After retiring, perhaps not surprisingly, Samuel Danks almost disappears from the records. He maintained a connection with education through his role a trustee of the Fulwood Education Endowment. He represented the ratepayers of the district, a role he relinquished in 1930.

The final two mentions in the Telegraph were on his diamond wedding anniversary 1931 and on his death just under a year later. Both articles rely heavily on the one published back in 1909. Towards the end of the article in 1932, there is mention of Samuel’s children and a brief survey of the records shows their history.

The Next Generation

George Arthur, whose mother was Elizabeth, was a blade forger in 1891 but 20 years later he was an engine driver with the Grand Central railway.
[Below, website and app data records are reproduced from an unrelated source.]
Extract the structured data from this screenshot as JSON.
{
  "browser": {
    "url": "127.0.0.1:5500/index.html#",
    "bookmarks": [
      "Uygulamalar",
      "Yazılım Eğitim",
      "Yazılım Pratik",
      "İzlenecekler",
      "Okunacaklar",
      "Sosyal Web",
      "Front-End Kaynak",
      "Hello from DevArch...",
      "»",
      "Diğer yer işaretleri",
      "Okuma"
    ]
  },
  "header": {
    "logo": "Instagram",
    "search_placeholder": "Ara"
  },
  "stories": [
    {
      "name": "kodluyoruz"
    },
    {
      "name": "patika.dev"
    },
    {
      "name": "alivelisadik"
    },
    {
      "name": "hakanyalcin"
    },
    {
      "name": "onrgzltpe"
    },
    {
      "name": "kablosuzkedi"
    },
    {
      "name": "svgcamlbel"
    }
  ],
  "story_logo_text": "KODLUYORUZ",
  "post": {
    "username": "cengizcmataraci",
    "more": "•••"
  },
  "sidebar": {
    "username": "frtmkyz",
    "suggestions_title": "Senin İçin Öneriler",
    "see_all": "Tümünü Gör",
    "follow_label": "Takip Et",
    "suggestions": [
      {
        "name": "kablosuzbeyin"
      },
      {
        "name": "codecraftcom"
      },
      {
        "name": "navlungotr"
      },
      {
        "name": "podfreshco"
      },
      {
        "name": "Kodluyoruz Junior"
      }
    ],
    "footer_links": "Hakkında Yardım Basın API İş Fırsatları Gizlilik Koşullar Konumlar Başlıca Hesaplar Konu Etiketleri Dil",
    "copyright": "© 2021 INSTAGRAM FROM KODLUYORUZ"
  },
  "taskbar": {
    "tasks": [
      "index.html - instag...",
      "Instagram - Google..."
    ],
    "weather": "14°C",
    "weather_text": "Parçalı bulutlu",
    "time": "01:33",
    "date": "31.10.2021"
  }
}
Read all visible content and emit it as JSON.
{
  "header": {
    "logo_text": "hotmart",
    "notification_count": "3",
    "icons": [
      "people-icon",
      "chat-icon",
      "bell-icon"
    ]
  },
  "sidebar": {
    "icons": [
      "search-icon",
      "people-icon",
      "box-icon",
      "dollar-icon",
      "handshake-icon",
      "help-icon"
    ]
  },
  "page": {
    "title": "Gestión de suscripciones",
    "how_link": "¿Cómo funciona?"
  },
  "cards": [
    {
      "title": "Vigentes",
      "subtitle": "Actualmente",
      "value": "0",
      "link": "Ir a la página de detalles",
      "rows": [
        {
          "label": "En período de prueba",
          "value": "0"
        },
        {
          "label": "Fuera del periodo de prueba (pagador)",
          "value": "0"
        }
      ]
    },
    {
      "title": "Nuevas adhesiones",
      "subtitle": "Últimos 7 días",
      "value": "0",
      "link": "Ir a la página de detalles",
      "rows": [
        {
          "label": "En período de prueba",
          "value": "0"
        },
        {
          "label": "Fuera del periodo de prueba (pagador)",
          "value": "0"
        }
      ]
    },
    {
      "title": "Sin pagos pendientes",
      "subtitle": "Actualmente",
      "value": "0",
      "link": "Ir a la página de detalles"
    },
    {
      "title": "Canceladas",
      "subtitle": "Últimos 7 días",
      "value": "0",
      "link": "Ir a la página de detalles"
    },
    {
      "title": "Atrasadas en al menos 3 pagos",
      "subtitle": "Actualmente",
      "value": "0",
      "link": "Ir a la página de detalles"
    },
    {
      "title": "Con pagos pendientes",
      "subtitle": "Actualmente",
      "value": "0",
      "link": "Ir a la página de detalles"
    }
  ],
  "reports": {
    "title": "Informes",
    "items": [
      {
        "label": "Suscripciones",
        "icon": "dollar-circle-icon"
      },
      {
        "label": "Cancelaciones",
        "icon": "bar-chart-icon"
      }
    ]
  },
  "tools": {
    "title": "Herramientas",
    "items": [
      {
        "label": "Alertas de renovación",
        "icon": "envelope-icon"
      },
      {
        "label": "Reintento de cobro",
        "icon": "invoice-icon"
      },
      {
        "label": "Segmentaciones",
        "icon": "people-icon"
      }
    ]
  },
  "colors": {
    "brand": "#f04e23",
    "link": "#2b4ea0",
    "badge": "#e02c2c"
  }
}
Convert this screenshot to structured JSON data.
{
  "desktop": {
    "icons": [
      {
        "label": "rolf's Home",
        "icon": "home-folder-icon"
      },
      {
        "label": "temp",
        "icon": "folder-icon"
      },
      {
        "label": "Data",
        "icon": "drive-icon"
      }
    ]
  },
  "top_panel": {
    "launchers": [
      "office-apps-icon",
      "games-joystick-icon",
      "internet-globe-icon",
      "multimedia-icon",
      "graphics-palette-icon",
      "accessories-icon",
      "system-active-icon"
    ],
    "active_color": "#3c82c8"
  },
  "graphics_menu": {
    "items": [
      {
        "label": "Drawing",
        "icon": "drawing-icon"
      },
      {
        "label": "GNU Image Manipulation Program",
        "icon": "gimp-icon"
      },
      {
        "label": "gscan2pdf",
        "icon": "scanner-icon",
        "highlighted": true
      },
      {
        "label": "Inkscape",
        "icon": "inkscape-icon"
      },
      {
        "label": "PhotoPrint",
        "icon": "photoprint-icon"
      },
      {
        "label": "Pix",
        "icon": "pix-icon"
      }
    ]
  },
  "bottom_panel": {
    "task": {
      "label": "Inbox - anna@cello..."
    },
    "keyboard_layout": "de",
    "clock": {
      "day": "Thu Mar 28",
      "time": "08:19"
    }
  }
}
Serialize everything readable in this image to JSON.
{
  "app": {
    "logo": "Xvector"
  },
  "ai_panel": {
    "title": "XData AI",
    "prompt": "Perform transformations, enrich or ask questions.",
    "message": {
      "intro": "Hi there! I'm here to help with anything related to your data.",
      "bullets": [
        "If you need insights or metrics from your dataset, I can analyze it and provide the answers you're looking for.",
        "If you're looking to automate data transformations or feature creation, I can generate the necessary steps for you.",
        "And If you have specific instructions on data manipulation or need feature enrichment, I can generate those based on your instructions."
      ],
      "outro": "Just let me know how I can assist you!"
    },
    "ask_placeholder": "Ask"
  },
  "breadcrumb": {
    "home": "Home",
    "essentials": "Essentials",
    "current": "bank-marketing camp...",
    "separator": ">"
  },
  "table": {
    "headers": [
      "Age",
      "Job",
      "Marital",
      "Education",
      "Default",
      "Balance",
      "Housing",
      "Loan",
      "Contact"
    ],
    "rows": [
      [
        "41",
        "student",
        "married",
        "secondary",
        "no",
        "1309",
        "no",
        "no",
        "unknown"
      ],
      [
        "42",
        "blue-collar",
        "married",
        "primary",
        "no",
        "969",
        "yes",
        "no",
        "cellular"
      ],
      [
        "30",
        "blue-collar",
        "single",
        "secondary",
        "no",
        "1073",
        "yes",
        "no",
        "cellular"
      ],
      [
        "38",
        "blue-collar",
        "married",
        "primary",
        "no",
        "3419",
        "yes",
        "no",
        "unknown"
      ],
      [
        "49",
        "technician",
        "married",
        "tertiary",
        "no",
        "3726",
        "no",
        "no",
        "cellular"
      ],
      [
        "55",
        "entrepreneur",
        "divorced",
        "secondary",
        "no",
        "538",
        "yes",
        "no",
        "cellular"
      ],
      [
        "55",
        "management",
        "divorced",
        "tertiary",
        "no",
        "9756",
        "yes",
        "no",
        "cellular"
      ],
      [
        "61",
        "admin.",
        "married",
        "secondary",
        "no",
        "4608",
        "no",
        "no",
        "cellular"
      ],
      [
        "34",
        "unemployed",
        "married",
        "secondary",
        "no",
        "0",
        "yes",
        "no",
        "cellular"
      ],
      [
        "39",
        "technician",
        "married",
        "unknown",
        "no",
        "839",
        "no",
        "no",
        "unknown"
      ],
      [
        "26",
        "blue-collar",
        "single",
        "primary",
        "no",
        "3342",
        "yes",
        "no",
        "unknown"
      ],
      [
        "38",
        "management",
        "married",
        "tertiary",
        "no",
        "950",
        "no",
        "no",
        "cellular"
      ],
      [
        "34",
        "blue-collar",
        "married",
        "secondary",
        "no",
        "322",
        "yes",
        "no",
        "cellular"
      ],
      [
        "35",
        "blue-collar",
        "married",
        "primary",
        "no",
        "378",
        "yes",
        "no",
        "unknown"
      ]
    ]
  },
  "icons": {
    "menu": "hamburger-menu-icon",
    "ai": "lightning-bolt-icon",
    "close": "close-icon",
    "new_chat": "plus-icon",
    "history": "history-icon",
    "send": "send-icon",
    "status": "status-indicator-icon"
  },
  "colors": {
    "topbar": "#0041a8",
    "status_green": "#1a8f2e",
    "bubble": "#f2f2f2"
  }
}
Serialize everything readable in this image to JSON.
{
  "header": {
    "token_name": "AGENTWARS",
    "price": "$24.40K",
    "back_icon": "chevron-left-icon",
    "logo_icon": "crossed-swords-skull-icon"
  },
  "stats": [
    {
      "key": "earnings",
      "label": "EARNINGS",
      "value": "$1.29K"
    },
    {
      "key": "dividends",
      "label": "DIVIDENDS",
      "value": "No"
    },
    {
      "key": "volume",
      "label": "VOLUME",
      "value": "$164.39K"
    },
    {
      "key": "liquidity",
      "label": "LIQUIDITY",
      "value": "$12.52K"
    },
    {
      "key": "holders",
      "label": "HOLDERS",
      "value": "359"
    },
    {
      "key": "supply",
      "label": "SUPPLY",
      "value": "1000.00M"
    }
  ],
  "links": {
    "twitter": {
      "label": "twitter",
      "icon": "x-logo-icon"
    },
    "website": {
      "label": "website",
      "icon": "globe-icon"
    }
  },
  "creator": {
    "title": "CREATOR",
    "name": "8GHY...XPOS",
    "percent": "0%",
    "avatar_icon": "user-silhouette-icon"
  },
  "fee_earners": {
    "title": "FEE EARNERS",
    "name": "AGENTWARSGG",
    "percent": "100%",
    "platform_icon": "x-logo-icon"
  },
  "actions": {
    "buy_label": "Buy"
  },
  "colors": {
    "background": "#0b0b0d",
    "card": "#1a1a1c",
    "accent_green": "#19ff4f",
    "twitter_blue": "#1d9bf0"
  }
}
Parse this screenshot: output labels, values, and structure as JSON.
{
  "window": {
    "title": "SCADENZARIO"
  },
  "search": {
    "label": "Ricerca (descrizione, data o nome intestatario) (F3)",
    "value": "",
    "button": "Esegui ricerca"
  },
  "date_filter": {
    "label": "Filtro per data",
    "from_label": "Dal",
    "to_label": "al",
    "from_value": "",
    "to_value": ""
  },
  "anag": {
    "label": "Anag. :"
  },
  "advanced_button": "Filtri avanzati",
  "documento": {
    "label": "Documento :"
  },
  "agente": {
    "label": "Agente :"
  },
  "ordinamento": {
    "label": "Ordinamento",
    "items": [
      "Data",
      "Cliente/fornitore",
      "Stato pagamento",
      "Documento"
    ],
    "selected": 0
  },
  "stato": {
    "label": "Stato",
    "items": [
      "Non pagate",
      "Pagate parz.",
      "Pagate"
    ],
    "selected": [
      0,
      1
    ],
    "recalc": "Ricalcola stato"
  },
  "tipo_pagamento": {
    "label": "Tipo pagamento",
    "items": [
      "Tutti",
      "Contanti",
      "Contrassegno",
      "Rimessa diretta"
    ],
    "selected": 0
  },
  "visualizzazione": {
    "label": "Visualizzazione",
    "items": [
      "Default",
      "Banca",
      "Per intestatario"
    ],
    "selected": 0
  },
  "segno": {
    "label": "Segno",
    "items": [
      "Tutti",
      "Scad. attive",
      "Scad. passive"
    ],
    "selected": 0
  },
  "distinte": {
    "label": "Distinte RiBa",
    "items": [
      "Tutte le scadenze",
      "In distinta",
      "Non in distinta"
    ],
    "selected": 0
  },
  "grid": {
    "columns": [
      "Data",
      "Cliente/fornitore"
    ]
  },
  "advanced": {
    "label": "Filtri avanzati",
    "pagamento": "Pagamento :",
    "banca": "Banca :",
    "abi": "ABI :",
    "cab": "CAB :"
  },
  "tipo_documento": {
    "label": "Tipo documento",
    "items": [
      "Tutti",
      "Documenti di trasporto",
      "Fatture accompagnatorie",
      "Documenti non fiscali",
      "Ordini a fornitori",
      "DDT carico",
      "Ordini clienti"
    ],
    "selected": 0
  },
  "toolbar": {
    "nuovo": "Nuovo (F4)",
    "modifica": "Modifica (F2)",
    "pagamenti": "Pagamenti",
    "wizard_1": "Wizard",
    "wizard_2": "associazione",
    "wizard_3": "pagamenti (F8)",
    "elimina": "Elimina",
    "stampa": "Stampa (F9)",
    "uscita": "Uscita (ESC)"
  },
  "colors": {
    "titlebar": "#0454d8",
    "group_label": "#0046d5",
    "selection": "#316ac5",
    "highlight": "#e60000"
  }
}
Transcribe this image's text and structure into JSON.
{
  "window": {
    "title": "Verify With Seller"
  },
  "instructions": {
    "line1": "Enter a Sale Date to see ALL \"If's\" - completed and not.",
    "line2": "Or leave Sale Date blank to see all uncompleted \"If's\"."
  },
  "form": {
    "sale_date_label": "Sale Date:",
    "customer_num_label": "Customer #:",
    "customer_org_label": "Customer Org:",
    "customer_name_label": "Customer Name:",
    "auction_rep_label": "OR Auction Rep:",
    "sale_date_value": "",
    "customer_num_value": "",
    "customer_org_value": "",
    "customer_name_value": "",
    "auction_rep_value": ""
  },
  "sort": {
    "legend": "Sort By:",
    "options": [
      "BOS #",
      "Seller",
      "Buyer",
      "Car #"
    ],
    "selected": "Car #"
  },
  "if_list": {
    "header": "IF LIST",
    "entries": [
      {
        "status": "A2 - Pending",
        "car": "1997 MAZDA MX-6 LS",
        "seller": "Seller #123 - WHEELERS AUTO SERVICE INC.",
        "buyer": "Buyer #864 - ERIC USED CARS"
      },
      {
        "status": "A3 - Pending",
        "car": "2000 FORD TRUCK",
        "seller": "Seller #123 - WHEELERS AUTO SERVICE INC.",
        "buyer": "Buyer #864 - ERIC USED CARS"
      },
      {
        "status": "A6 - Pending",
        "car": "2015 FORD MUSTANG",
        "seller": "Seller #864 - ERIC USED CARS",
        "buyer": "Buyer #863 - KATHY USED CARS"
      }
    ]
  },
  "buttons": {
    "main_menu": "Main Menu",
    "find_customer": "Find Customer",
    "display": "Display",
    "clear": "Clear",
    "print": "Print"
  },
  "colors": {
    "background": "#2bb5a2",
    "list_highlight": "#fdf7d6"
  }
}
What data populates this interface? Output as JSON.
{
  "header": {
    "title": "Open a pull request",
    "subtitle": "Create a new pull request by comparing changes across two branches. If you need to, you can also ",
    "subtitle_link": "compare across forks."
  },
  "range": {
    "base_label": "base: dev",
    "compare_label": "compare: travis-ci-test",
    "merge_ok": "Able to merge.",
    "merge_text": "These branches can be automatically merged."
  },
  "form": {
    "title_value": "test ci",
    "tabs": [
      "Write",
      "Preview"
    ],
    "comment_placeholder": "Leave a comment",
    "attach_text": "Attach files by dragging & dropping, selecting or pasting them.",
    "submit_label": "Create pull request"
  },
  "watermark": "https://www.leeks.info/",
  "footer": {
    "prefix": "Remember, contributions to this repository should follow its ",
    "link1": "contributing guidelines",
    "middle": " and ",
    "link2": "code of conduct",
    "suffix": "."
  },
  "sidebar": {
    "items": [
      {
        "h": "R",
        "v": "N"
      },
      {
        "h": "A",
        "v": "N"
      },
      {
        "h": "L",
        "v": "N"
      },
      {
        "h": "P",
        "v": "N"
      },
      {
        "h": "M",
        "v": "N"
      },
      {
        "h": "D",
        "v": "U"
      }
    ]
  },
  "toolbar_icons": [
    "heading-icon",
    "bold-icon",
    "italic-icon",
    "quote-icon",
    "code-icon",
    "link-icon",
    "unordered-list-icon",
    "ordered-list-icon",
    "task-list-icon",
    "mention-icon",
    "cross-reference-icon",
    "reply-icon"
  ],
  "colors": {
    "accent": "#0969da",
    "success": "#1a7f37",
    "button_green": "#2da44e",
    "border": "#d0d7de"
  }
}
He married Clara Fletcher in 1909 and there were four children of the marriage. All the other children were the offspring of Samuel’s second marriage. Charles Edward was a cutlery works manager when he married Edith Clarke at Woodhouse in 1908 and there were three children. Their home was in Nethergreen Road. Laura married Arthur Schofield, a ‘car conductor,’ of Crookes in August 1906 and there were five boys, two being born before the first world war and two afterwards.

The other children were all married at Fulwood in 1920. Helena was 36 when she married Ernest Horatio Jones, a widower, on 5th April, followed three days later by her brother John Ashton who married Annie Mason of South Grove Farm. Then, in early September, Thomas Reginald (born 1883) married Hilda Lee who was 15 years his junior. Thomas was the only child of Samuel to stay in Fulwood. In 1939, he and Hilda were living in ‘White Cottage’ on Brookhouse Hill.